- [Work task]:
Within the records below, how many lines contain "comment"? The answer is that number alone.

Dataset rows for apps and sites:
--------

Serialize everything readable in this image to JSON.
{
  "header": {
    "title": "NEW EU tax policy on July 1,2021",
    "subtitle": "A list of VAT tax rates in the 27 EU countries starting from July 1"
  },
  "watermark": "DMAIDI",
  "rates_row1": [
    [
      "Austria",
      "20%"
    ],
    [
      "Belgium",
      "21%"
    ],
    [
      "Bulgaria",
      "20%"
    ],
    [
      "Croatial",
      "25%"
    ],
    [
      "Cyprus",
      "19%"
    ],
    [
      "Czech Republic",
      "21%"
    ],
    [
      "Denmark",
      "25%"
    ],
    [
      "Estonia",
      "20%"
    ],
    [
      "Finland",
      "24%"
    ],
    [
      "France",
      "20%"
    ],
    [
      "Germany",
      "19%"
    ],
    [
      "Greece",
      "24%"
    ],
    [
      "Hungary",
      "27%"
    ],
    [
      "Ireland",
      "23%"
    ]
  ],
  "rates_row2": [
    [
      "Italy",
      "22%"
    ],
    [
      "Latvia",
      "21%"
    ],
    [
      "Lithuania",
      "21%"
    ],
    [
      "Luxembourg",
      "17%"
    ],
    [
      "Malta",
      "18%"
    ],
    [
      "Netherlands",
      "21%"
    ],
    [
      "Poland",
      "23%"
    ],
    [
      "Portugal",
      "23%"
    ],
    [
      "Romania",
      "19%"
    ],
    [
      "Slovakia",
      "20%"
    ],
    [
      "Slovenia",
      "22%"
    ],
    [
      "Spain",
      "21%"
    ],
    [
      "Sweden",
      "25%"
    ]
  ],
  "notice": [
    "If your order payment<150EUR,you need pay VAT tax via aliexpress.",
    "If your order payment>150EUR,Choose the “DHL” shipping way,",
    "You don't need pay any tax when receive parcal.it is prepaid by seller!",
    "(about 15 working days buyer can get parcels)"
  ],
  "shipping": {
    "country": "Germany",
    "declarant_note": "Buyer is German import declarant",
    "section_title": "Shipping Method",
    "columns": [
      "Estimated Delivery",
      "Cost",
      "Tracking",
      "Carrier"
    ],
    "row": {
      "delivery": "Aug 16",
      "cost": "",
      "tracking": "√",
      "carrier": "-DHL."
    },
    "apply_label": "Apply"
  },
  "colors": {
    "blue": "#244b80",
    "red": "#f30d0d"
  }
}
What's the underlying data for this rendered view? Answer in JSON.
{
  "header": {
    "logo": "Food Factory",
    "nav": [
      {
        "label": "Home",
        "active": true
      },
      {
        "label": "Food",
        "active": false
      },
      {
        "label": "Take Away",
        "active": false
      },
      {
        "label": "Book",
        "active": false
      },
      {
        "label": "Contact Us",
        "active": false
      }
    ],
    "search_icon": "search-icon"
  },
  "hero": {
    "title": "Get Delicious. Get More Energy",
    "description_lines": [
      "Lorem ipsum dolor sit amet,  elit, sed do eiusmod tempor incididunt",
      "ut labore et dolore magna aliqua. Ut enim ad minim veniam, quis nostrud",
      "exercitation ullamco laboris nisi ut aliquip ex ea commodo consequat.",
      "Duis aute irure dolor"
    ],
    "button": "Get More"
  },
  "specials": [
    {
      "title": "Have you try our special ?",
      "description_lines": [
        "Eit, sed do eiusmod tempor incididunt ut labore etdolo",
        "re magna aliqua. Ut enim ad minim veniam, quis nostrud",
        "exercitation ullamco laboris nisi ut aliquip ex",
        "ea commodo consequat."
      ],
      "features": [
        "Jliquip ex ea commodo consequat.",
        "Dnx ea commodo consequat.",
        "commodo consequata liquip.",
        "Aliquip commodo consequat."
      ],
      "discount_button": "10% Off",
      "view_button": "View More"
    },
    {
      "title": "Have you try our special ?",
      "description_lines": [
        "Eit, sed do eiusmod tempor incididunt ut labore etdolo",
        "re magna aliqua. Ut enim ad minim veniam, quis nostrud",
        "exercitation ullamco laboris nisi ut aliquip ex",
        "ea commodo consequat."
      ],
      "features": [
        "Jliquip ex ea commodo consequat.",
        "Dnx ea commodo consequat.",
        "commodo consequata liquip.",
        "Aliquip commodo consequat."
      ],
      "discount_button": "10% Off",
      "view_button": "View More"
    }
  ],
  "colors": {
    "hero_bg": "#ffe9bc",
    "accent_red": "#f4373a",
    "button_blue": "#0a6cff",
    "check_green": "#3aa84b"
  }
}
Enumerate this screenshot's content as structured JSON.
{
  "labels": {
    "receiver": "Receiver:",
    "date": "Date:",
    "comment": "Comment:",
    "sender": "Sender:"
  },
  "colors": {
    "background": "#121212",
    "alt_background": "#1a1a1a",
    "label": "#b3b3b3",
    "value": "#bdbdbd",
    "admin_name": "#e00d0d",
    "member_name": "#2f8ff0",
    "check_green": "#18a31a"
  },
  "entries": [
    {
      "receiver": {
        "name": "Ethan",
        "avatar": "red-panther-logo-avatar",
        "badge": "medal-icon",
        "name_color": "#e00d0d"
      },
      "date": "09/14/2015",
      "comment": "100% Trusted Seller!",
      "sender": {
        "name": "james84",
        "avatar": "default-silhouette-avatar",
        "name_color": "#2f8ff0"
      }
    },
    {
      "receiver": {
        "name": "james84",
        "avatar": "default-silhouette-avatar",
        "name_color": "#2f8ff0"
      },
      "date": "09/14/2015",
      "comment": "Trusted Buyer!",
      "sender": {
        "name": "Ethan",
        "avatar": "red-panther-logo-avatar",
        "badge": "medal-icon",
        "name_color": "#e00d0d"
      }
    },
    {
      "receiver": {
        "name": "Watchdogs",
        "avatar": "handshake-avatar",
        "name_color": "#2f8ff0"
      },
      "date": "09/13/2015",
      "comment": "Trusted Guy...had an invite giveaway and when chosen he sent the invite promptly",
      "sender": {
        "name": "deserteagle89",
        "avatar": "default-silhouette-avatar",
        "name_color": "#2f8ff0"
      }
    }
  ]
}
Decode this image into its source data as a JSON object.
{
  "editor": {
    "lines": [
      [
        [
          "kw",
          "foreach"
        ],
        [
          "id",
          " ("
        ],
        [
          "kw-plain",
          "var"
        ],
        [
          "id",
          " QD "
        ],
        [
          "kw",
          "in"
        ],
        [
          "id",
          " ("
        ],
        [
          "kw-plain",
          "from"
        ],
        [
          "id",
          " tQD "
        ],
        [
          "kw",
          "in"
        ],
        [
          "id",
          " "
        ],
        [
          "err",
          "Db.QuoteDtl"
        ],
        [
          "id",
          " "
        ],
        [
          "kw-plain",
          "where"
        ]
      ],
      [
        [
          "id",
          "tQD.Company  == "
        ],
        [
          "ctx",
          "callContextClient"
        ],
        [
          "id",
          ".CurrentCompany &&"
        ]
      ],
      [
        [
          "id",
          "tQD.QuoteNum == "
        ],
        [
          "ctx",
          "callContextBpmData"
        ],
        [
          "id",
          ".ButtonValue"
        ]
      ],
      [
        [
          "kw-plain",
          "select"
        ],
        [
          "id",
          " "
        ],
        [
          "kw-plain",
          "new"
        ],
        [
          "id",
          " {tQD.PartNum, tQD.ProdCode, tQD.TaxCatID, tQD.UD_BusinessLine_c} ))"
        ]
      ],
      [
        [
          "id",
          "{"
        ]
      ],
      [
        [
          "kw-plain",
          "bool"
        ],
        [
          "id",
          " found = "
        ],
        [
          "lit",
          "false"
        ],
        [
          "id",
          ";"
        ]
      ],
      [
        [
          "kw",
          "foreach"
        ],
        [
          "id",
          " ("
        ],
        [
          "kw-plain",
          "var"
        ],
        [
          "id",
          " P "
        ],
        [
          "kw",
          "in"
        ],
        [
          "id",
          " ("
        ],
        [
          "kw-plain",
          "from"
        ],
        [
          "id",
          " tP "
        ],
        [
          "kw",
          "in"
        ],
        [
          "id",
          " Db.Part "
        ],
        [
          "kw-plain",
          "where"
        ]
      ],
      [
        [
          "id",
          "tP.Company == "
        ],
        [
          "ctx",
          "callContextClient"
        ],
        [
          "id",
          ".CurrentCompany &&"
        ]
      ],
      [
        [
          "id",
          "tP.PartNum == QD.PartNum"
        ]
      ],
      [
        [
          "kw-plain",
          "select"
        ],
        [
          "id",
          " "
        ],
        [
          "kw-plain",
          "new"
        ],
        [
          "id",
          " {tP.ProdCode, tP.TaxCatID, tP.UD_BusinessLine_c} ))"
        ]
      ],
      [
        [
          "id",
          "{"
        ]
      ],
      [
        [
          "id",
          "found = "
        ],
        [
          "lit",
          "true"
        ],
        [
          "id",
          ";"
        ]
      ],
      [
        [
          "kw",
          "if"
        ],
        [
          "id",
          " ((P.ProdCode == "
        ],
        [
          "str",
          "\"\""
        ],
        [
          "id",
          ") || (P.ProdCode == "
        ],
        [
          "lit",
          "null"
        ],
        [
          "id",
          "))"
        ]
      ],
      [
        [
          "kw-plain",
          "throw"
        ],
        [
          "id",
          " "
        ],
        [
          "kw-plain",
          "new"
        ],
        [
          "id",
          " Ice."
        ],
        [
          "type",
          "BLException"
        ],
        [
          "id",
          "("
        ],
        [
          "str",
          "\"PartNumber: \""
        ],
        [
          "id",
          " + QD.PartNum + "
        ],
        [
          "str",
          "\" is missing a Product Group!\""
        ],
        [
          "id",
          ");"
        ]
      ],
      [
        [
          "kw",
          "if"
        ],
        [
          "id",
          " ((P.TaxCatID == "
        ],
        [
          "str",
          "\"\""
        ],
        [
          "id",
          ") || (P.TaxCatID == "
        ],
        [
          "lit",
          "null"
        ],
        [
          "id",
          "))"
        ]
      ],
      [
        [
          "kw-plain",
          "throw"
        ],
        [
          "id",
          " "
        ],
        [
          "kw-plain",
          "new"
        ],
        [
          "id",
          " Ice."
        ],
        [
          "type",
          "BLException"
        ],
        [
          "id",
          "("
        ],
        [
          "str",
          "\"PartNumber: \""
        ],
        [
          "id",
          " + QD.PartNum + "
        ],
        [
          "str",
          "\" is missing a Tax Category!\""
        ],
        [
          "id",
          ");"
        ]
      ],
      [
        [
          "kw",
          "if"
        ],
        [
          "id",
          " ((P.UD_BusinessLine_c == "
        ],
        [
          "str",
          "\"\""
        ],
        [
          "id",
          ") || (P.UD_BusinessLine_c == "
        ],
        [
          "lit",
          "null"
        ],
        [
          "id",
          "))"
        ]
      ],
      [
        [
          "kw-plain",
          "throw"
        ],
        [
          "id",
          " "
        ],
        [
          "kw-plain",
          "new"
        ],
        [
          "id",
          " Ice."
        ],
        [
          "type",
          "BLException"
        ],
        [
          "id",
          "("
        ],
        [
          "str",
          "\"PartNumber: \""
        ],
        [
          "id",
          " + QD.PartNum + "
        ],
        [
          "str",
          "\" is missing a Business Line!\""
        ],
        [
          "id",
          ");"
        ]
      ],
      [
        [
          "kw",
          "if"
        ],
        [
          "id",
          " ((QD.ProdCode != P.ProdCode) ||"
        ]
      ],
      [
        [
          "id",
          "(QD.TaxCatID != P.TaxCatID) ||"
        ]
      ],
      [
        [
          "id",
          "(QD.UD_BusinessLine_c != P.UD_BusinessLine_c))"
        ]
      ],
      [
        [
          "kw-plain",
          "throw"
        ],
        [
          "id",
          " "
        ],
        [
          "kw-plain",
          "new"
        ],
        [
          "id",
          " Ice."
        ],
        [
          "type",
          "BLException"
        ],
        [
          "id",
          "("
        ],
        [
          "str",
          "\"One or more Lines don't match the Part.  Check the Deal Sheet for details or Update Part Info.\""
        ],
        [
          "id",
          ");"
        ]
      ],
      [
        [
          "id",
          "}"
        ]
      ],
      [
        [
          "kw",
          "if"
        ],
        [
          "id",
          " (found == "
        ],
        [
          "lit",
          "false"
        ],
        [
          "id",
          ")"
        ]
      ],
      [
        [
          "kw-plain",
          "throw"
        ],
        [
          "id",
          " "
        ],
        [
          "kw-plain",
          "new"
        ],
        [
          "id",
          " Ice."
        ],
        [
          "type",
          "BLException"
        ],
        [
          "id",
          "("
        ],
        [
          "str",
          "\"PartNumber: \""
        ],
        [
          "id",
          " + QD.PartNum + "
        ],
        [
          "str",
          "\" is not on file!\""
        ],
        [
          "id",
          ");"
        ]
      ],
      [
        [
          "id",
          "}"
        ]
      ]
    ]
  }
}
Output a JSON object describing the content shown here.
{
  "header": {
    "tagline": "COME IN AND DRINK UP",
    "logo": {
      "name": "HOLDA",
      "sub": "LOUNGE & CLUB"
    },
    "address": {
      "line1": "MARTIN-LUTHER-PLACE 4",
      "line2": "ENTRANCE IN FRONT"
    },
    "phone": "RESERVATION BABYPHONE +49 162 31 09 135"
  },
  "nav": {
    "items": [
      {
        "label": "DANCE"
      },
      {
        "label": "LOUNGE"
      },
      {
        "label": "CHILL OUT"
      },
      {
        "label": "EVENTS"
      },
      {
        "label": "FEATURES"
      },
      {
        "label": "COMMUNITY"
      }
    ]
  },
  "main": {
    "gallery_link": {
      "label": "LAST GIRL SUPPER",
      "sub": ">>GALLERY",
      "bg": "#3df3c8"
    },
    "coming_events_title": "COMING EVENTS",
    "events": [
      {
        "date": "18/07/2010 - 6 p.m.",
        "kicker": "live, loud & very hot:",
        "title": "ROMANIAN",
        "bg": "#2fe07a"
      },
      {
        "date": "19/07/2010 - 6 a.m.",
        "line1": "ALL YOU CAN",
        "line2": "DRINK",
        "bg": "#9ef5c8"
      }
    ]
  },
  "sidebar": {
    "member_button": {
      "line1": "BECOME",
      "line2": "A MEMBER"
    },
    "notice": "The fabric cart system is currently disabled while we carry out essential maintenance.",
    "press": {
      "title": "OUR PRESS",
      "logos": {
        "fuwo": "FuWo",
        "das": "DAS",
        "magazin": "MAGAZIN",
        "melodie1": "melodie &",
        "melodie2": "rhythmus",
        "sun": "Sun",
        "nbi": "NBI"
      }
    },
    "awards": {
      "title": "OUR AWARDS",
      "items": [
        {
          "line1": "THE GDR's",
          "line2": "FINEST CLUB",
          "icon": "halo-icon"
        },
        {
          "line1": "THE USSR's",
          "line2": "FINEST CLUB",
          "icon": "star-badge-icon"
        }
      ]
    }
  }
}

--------

- [Written response]:
4